The pivotal role of air in water cycle mythology
'If clouds are full of water, they pour rain on the earth' (Ecclesiastes 11:3).
The bible is full of references relating to weather phenomena, as are many other religious and mythical writings. The myth of the water cycle plays a central role in many of these stories. It refers to the elemental cycles in life, fore example the cycle of life and death and the cycles that the soul experiences during one life time.
In this paper the function of the sky (or air) in this cycle is examined: the uptake of water from the earth, the conversion through condensation, the process of osmosis, the storage (in clouds), the moving (through wind), and finally the returning through precipitation.

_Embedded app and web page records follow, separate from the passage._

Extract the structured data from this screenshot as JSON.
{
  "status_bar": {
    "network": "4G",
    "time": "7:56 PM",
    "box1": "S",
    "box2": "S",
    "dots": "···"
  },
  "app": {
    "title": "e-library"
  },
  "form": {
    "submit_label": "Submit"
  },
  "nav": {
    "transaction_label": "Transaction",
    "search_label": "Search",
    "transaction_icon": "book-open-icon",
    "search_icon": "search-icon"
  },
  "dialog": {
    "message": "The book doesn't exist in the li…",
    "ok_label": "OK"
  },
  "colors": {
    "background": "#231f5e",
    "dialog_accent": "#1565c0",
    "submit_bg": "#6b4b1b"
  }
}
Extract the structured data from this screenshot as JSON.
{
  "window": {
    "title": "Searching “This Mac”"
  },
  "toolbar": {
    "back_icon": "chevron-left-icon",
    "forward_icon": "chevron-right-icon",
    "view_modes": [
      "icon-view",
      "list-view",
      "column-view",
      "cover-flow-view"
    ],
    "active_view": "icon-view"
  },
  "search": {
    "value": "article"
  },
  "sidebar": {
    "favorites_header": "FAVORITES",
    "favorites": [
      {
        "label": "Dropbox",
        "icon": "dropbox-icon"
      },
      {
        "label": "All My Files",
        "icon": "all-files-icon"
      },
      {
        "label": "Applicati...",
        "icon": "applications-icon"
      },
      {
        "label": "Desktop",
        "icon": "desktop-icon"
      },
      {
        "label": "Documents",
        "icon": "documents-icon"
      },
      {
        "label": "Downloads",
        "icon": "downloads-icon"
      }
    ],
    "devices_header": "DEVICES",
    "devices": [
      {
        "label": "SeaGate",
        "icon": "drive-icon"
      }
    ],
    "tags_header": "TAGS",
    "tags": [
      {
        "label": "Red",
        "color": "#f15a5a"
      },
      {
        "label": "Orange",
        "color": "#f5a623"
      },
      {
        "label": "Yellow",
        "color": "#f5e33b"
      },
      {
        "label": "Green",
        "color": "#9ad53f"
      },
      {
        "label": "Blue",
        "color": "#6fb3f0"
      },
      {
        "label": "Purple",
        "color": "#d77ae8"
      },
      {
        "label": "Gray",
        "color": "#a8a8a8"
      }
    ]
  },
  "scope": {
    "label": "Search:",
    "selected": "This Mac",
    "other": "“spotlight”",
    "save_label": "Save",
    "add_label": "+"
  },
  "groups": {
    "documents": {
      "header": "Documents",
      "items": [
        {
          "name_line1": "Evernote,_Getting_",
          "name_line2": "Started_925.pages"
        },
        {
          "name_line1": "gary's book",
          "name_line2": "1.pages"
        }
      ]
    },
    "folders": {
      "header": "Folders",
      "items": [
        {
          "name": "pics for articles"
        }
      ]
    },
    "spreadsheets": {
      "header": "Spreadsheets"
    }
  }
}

Drawing mainly on early neoplatonic sources such as Plotinus, Porphyry and Iamblichus, we will investigate how the natural functions of air relate to the soul functions of air in early Greek theories on elements and soul. The paper starts with an exploration of early Western myths on the water cycle. It then shifts to neoplatonic theorizing on the role of air in the cosmological cycle and its translation to soul processes; ultimately demonstrating the pivotal role that the sky plays at the intersection of spirit and matter.
Ben Rovers (1964) has a PhD in Criminology and an MA in Political science. He works in the Netherlands as a criminologist and over the last 25 years he has published extensively, both academic and non-academic, on this topic. Ben also works as a professional astrologer. In 2016 he graduated from the MA on Myth, Cosmology and the Sacred at Canterbury Christ Church University (UK). His esoteric research focuses on classical theories of elements, soul theory and alchemy.